The two confirmed dead include defense minister, Daoud Rajha, and Daoud Rajha Daoud Rajha, President Bashar al-Assad's brother-in-law, the deputy chief of staff of the Syrian military. The pair had been meeting along with other members of the Syrian crisis group, which has sought to enforce a military end to the long civil war that has embroiled the nation.
According to reports from The New York Times, it is believed, though unconfirmed, that the suicide bomb may have been detonated by a body guard of one of the ministers attending the meeting. Syrian rebels hailed the attack as a major victory in their effort to unseat Assad.
“The Syrian regime has started to collapse,” the activist who heads the British-based Syrian Observatory for Human Rights said to the Times. “There was fighting for three days inside Damascus, it was not just a gun battle, and now someone has killed or injured all these important people.”
That a bodyguard may have committed the attack raises doubts about the continued viability of the Assad regime.

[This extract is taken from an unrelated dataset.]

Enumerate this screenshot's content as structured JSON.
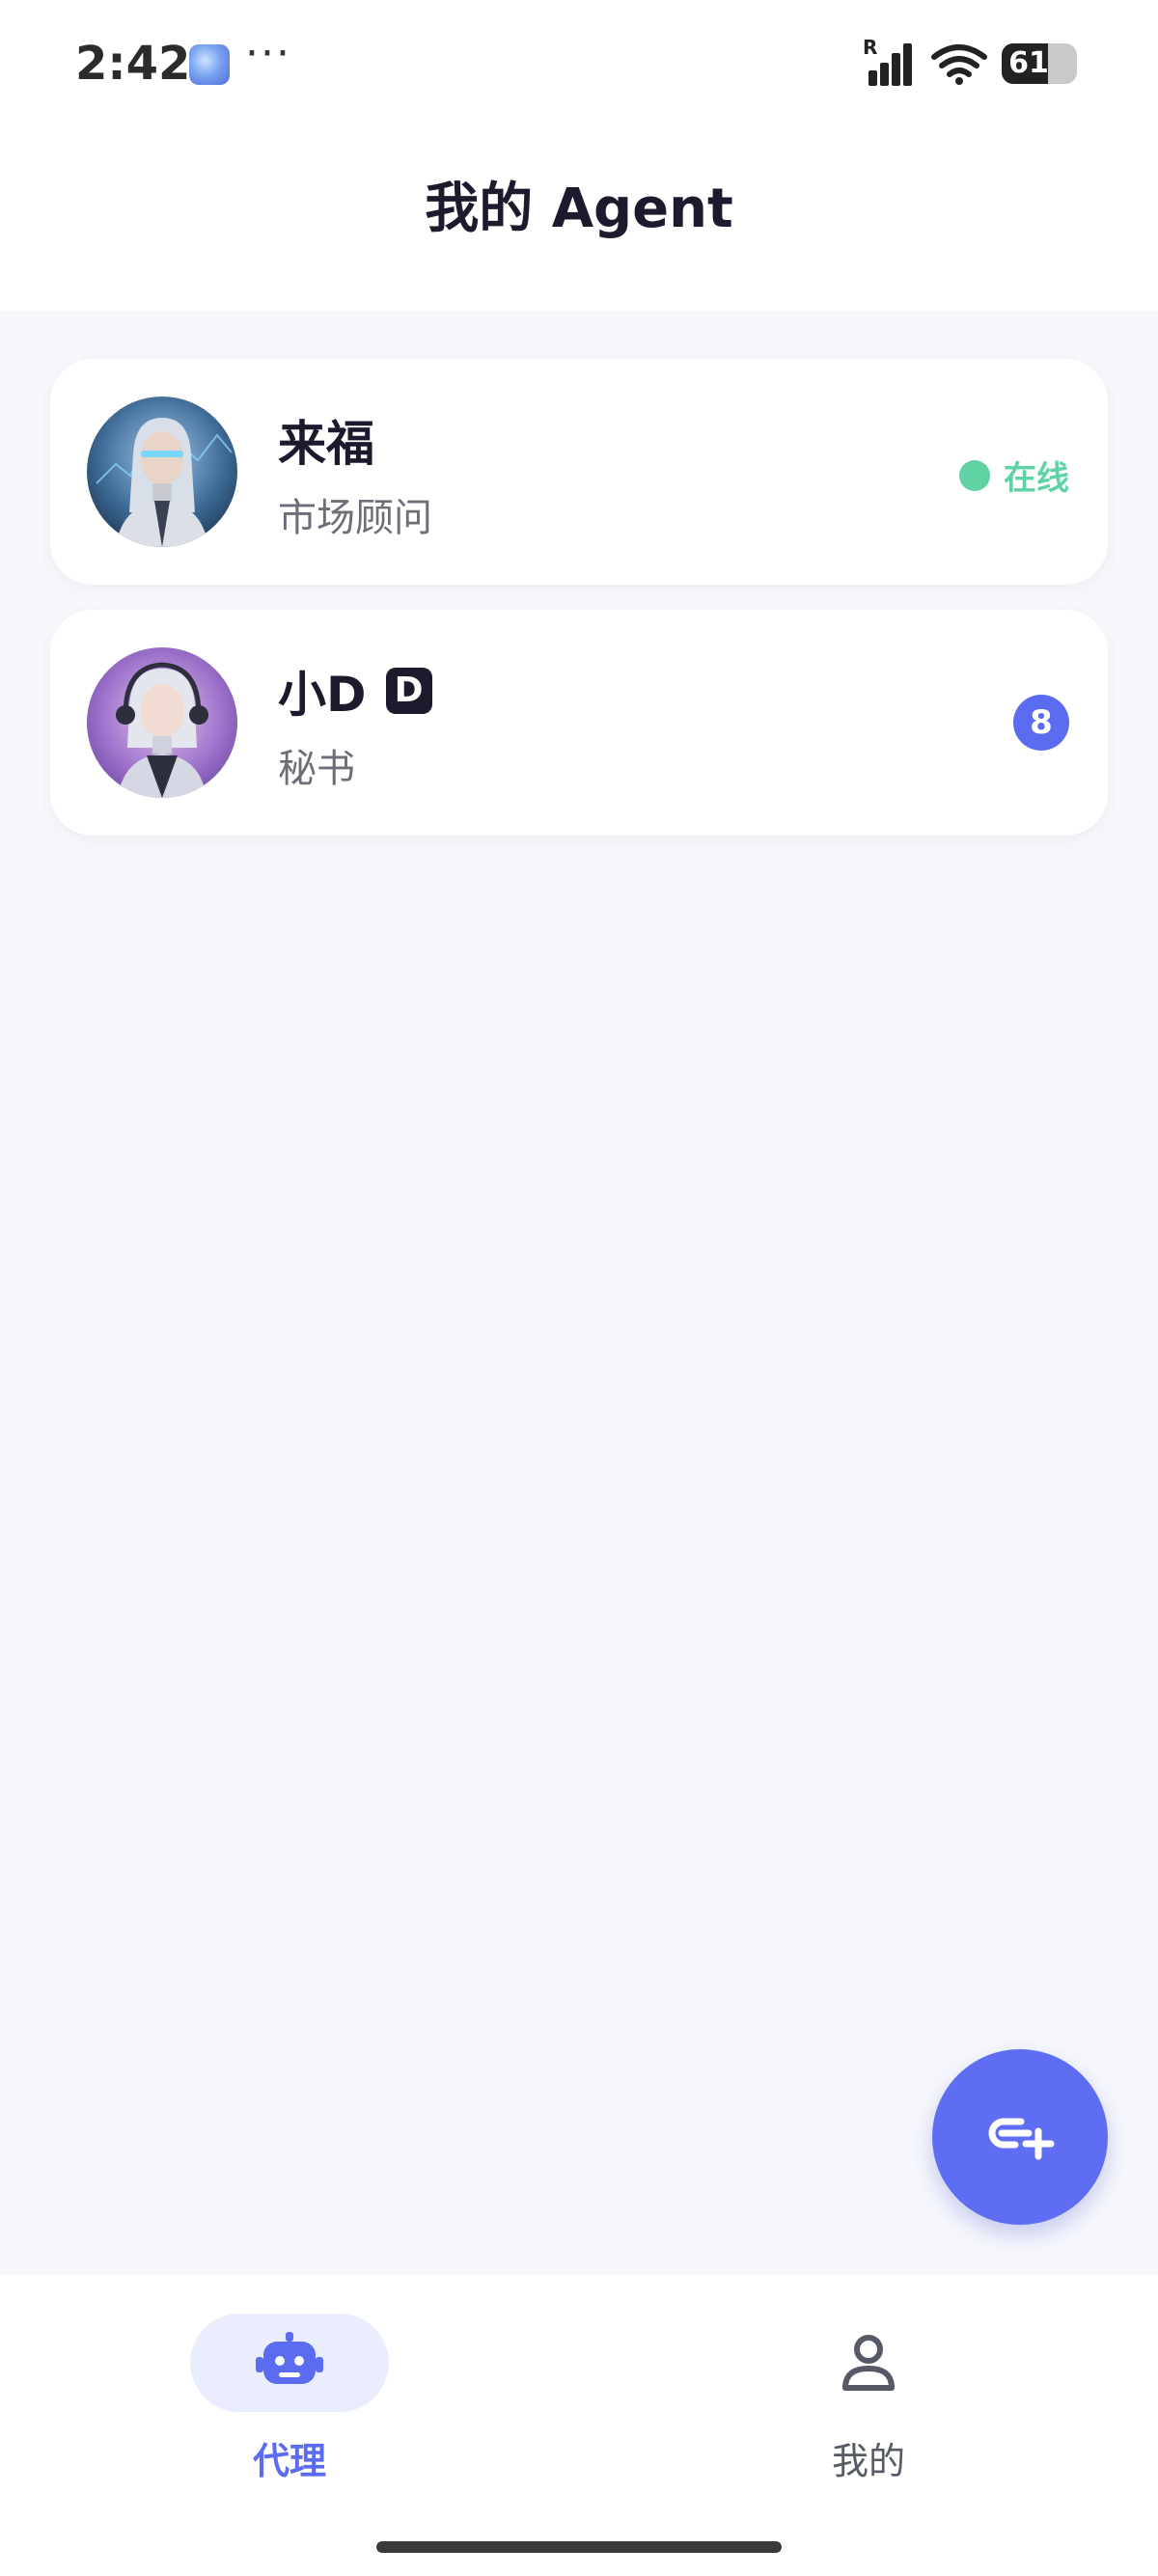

A bodyguard for Assad could just as easily detonate a bomb.
According to the BBC, both the Free Syrian Army and a jihadist group called the Lord of the Martyrs Brigade claimed credit for the bombing. BBC Correspondent Jim Muir said rebels leaders believe, with the success of this attack, victory over Assad is finally in sight.
Both the Times and the BBC, citing unconfirmed reports, said Hisham Ikhtiar, director the National Security Bureau, and Interior Minister Mohammad Ibrahim al-Shaar, were among those wounded in the attacks.
The violence comes at a critical time for diplomatic efforts to end the violence. The United Nations is expected on Wednesday to vote on whether to renew the peacekeeping mission that, to date, has all but failed to stem the violence. U.N. envoy Kofi Annan was meeting with Russian President Vladimir Putin and U.N. General Secretary Ban Ki-moon was meeting with China's Hu Jintao, in an effort to secure their support for extending the U.N. mission in Syria.